Duration: Mid June through mid October
Contents: Vegetables, fruit
Pick up locations: Fridays on the farm, or after 5 p.m. at various in-town locations
Wicked Good Farm
Brooke Bohannon and Sean Hard moved to Montana from the East Coast and brought with them a passion for urban farming. They set up shop in Whitefish where they grow their more sensitive crops in a plot adjacent to their house and have an off-site, 1-acre farm that has supplied a CSA program for three years.
The CSA is distinguished by one specialty product: fresh-milled flour. They get grains from Great Falls and mill their own flour in the Flathead.
Bohannon said a large swath of their clientele come from Whitefish and live in close proximity to them, and that fits well with their community-oriented philosophy. Bohannon also facilitates the sale of local produce from many of the area farms to Flathead Valley restaurants.
Cost: $500/full share; $325/partial share
Duration: Mid May through mid September
Contents: Vegetables, fresh-milled flour
Pick up locations: Tuesdays from 5-7 p.m. either at the Whitefish Farmers Market or the Wicked Good Farm
Raven Ridge Farm
This farm is run by the youngest set of farmers in the area. Nathan Christianson just turned 26, and Cassady Daley is only 24.
“We are sort of the next generation of young farmers in the valley,” said Christianson, who cut his teeth farming in the valley by working for Two Bear Farm when they were still Ten Lakes Farm in Eureka.
They run their CSA program with a focus on getting members out to their farm to pick out exactly which vegetables will go in their bin. They have just over 3 acres and cultivate a little over 1 acre on the east end of Kalispell.
All the produce is laid out in the barn, and members are told how many of each item they get that week and then are allowed to pick out the items that look most appealing.
Location: 435 Anderson Lane, Kalispell
Cost: $600/full share; $375/ partial share
Duration: 21 weeks
Pick up locations: At the farm two miles east of Kalispell on Monday or Tuesday evening from 4 to 7 p.m.
Whitefish Stage Farm
Whitefish Stage Farm is a relative newcomer to the valley, but quickly established itself as one of the largest with 240 CSA subscribers last year. They are entering their third growing season on 20 cultivated acres off Whitefish Stage Road.
When Scott Lester talks about farming, he is assertive that the technical details of how they cultivate the land are linked to a broader moral agenda.
This CSA is unique in that folks come to the farm and pick their own fruit and vegetables that comprise their share from the farm stand.
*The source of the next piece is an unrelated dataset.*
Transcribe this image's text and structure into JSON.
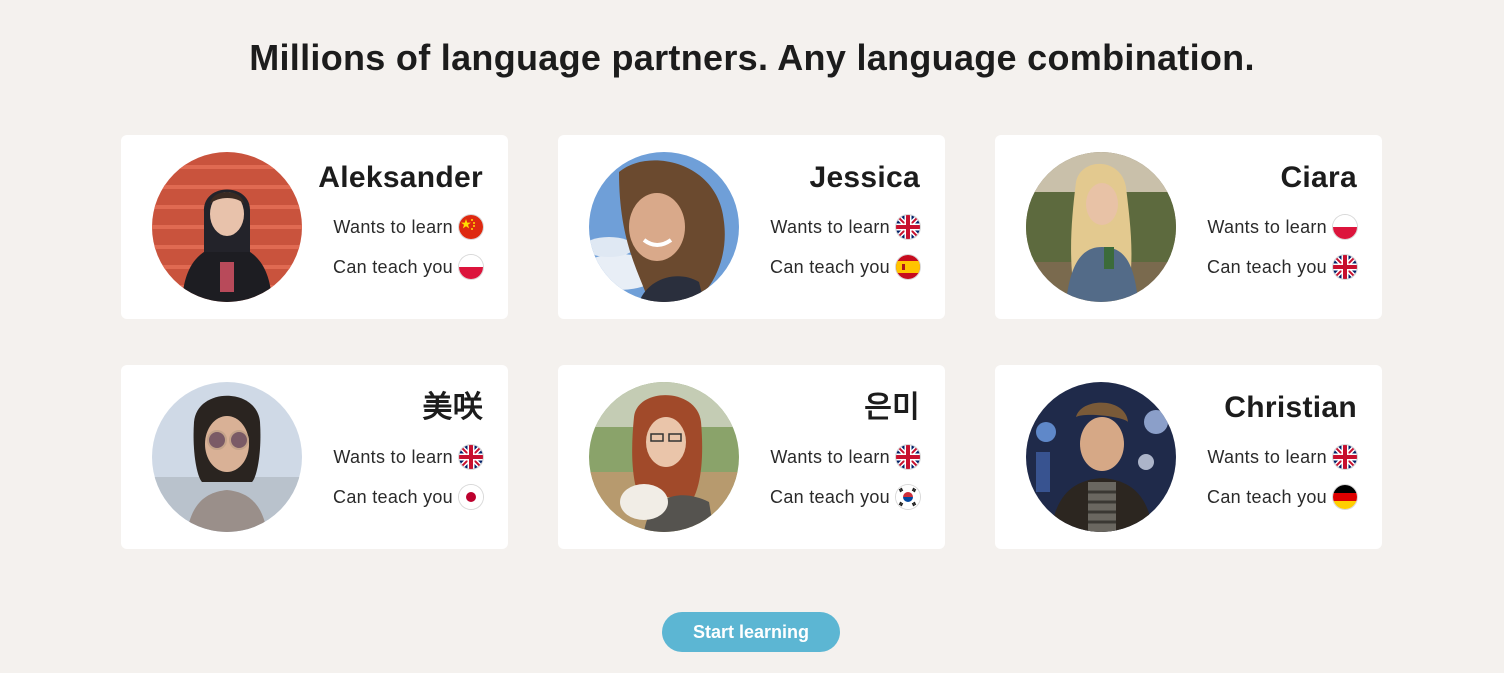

They are told how many of each item they get that week, and then get to examine all the produce. The farm also contracts with local orchards. They don’t do farmers market pick-ups, but Lester touts their central location.
“We are a mile, as the crow flies, from Costco,” Lester said.
CSA members also receive a 20 percent discount over all the other produce they purchase in the farm store and get free tickets to the hay bale maze the Lesters put together in the fall, among other benefits that can be read about on their website.
Location: 2288 Whitefish Stage Rd., Kalispell
Duration: 21 weeks
Contents: Vegetables and fruit
Pick up locations: Thursday or Friday from 11 a.m. to 6 p.m. at the farm store, just north of Kalispell
Peregrine Frissell can be reached at (406) 758-4438 or firstname.lastname@example.org.